Starring: Jim Brown, George Kennedy, Janet MacLachlan and Frederic March
Rated: Not Rated Action, Crime, Drama
Set in the late 1960s, Jim Price (Jim Brown) has recently been elected sheriff of his small town community, Colusa County. Price, an African-American, understands that, despite his monumental win, racism of some in his community runs deep still.
Nothing positive has impacted race relations in over one hundred years and his election strikes fear in Mary (Janet MacLachlan), Jim’s wife. Included in the collective of racists are the outgoing and disgruntled sheriff, John Little (George Kennedy), and the mayor, Jeff Parks (Frederick March). Price receives practically no support from these significant persons in power. In fact, he is undermined in trying to perform his new job. Even Little’s deputy, Bengy Springer (Don Stroud) violently assaults Price’s deputy, Bradford Wilkes (Richard Elkins).
Two particular instances test the efficacy of Price: the cases of John Braddock (Robert Random) and of George Harley (Bernie Casey). Braddock, who is White, is being investigated for the death of a young girl. Harley, who is Black, is detained after being accused of rape. Braddock’s father, John Sr. (Karl Swenson), is wealthy and attempts to use his power to bully the sheriff to free John. Simultaneously, more of the citizens are becoming more aggressive about their perceptions of Price.

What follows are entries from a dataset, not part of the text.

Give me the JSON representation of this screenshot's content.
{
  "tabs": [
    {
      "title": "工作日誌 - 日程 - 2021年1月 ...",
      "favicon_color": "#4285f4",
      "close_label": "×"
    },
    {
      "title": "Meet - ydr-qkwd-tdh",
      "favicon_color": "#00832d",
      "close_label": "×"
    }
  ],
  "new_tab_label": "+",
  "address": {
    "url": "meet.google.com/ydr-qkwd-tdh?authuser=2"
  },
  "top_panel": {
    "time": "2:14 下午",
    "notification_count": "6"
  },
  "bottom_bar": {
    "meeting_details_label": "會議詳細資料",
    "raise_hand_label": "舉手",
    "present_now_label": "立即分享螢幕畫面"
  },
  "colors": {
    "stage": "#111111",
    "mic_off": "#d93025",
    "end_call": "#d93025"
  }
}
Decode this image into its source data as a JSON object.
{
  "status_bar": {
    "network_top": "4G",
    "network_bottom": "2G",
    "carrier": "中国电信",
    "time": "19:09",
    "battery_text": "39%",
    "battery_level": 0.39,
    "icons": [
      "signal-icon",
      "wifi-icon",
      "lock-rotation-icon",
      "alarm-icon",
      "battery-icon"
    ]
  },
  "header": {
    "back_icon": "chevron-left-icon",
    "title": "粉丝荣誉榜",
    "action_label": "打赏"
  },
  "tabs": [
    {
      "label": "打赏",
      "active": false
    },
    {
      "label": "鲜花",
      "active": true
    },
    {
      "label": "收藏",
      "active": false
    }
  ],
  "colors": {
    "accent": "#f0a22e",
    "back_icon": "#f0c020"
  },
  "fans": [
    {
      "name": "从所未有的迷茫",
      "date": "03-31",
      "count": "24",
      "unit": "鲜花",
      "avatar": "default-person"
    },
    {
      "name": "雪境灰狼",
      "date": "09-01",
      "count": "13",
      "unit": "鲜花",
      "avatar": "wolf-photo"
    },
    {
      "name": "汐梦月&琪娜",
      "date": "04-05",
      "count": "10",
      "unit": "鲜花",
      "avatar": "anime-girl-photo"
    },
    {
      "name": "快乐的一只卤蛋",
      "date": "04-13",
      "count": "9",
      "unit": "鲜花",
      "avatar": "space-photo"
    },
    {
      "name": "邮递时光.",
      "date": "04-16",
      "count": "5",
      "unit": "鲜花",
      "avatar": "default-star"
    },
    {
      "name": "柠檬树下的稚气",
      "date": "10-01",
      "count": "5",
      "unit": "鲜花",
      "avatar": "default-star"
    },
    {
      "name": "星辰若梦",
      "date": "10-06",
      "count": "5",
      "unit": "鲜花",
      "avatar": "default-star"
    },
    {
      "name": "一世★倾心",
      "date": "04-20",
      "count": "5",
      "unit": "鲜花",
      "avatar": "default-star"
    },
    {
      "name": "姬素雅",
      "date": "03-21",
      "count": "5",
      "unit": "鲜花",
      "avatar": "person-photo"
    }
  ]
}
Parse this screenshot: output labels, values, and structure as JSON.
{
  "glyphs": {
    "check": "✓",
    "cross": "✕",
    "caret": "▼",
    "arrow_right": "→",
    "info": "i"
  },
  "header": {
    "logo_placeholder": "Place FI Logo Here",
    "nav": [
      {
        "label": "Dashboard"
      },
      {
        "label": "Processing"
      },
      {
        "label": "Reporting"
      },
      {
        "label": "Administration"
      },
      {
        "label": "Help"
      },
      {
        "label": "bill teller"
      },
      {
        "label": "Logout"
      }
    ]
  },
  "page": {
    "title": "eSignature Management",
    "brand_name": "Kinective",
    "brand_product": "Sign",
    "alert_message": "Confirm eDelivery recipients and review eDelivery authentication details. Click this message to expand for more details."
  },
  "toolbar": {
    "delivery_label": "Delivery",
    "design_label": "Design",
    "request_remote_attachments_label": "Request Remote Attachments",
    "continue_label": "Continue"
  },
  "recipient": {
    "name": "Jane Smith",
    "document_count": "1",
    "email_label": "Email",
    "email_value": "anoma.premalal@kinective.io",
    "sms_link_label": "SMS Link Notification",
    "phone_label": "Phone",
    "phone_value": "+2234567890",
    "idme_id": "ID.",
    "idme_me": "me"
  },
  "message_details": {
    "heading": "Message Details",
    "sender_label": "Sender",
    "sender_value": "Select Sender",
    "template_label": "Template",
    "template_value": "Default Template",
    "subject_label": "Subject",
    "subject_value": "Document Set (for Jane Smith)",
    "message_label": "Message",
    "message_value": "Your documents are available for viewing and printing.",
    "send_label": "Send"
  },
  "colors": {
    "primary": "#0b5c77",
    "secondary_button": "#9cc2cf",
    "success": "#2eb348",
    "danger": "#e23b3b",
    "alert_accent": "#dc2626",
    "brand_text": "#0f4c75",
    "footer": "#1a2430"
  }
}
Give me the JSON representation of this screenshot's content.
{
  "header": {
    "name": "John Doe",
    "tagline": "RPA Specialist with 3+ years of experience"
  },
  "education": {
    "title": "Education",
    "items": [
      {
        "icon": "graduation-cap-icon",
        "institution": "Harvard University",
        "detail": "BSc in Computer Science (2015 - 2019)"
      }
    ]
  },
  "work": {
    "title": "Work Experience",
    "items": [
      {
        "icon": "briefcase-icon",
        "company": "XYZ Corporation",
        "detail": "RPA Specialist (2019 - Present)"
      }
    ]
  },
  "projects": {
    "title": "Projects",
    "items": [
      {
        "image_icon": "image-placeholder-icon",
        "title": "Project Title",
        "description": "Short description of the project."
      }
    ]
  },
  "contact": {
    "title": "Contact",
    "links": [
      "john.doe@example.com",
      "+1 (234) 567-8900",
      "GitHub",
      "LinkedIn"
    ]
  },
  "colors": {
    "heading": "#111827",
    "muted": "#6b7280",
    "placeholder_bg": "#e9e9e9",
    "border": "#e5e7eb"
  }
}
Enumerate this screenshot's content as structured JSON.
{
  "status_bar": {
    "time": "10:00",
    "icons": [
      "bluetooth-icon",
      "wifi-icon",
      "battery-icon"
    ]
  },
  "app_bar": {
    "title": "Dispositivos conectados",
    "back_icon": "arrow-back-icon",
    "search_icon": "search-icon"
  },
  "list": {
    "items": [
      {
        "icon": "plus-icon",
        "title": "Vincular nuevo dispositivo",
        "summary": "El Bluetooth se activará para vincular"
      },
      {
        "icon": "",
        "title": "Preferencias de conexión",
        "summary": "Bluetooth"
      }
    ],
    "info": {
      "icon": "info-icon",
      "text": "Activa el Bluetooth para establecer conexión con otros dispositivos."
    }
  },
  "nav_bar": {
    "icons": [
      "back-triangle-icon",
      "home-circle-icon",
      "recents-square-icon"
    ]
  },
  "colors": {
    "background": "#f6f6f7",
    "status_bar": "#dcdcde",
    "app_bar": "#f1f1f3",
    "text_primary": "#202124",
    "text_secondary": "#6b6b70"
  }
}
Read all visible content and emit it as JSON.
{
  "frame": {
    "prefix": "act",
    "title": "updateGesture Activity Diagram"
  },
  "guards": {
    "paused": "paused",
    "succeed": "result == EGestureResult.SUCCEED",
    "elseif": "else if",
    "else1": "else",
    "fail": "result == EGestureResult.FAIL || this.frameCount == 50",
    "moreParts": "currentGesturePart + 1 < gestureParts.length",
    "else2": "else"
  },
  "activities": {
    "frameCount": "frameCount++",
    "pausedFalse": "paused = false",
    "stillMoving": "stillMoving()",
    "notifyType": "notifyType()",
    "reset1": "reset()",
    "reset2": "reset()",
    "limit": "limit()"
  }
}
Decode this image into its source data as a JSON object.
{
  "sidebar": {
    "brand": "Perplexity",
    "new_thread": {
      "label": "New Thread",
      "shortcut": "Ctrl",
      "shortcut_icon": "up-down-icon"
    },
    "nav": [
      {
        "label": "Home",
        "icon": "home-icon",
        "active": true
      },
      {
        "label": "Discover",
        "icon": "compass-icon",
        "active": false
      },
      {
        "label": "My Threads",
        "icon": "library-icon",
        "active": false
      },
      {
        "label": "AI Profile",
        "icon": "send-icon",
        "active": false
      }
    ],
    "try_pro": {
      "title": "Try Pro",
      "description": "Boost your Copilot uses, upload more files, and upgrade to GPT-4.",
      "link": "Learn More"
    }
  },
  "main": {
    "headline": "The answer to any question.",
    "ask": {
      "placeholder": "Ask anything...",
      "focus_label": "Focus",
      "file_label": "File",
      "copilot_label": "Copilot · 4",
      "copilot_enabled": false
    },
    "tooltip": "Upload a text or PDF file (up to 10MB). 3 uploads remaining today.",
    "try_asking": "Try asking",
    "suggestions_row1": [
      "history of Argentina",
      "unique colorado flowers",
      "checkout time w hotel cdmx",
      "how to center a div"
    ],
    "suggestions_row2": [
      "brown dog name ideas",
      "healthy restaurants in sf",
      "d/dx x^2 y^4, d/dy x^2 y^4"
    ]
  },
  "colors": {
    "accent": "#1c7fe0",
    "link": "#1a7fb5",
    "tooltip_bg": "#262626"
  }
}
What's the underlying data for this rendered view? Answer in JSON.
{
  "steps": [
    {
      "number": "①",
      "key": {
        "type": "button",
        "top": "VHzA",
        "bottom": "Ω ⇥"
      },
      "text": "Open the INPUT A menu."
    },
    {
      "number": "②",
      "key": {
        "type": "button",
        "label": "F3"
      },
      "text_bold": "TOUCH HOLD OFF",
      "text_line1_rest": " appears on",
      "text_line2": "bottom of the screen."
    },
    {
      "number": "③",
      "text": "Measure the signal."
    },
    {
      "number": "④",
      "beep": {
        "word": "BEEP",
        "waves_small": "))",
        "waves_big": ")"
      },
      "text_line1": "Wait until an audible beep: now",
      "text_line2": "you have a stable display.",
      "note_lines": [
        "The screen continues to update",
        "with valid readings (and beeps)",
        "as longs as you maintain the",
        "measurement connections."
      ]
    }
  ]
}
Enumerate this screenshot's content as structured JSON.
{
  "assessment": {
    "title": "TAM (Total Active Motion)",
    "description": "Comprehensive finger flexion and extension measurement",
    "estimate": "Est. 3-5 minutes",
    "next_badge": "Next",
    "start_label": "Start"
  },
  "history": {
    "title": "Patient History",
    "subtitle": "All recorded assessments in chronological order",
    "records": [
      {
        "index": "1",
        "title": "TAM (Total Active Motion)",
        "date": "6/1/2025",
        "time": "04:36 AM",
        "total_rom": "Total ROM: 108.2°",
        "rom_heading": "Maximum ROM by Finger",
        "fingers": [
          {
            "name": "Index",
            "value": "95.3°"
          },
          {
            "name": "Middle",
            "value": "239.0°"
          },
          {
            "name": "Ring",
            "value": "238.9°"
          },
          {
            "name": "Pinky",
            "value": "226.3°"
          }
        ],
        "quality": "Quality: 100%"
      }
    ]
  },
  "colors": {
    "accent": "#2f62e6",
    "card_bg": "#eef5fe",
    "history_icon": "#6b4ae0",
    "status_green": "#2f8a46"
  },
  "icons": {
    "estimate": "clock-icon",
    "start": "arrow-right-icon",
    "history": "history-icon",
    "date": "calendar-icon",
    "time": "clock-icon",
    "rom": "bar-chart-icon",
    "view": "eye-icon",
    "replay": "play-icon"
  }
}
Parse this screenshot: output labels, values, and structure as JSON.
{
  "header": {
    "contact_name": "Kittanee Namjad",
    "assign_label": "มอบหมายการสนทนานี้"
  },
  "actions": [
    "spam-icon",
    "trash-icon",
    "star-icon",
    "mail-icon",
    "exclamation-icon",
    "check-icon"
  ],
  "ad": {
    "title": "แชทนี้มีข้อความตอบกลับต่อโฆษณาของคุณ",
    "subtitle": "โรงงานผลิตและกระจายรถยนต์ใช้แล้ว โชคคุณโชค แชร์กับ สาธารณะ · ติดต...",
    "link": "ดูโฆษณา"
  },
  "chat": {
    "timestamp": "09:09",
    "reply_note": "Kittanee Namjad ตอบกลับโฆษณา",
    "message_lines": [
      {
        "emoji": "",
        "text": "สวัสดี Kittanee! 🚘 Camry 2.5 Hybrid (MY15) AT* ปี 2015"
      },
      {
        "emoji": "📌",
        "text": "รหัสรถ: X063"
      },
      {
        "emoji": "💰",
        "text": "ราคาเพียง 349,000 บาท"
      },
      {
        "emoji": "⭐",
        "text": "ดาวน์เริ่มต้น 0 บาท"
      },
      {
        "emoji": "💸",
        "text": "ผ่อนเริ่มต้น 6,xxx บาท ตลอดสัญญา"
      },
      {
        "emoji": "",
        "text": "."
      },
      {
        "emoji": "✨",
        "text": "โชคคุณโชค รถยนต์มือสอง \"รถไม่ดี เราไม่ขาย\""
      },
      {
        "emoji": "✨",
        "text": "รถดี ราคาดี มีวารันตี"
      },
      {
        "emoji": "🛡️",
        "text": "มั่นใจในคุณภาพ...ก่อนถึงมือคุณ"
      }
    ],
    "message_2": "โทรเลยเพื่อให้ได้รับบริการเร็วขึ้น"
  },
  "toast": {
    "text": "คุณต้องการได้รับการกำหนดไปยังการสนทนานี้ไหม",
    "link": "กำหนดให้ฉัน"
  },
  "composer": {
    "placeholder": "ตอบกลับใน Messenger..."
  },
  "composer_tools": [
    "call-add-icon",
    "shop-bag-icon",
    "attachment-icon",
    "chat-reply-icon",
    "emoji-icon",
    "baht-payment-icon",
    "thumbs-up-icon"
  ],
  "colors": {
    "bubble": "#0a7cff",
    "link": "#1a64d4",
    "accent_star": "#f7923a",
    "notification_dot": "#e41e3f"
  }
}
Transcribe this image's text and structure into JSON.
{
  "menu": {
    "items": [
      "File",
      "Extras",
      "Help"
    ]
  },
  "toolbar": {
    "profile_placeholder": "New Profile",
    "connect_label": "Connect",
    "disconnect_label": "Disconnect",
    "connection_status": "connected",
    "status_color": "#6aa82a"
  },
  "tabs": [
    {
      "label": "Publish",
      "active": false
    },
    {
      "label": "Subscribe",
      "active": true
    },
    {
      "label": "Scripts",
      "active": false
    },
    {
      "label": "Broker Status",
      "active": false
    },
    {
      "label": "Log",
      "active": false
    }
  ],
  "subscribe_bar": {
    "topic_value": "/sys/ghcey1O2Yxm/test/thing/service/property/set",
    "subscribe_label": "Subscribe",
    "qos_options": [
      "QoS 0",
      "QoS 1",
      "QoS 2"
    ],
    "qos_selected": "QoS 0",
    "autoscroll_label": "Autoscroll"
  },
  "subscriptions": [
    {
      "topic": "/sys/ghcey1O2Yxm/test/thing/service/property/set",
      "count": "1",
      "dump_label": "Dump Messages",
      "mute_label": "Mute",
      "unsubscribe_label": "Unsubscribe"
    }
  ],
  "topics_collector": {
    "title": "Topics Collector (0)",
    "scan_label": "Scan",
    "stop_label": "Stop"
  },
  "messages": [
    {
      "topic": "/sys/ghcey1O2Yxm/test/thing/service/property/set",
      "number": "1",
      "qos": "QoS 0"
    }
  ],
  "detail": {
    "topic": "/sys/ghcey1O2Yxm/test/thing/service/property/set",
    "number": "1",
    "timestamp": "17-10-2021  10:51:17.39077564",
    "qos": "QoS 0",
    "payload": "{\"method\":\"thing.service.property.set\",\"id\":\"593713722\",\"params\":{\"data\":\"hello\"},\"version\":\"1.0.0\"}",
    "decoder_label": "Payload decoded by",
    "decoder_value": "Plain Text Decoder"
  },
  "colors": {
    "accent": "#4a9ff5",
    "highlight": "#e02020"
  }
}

As tensions build, instigated by Braddock, a regretful and conflicted Little accepts the open position of deputy. Will Price and Little be able to work together and solve both crimes to attain justice? Or will John Braddock Sr., his vigilantes and an ever-growing lynch mob exact their own vengeance? Time is quickly running out for Jim Price … tick … tick … tick!
Release by MGM in 1970, …tick…tick…tick… has become a cult classic for its dramatic presentation of race. Written by James Lee Barrett, it was filmed in California but the set was created to present a small town in a rural, Southern environment. This environment included a courthouse that had been used in the award-winning and critically-praised To Kill a Mockingbird (1962).
…tick…tick…tick… reunited Jim Brown and George Kennedy, as they both starred in The Dirty Dozen (1967). Brown, who led the Cleveland Browns (1957-1965), was also placed with Bernie Casey, who played with the San Francisco 49ers and Los Angeles Rams (1961-1968). These two men were lauded for their performance in the National Football League (NFL).
This was the final role for Frederic March. An acclaimed, award winning actor, March is only one of two actors (the other is actress Helen Hayes) who have won both the Academy Award for “Best Actor” and Tony Award “For Best Actor” twice. March received an Oscar for Dr. Jekyll and Mr. Hyde (1931) and The Best Years of Our Lives (1946) and a Tony for Years Ago (1947) and Long Day’s Journey into Night (1956).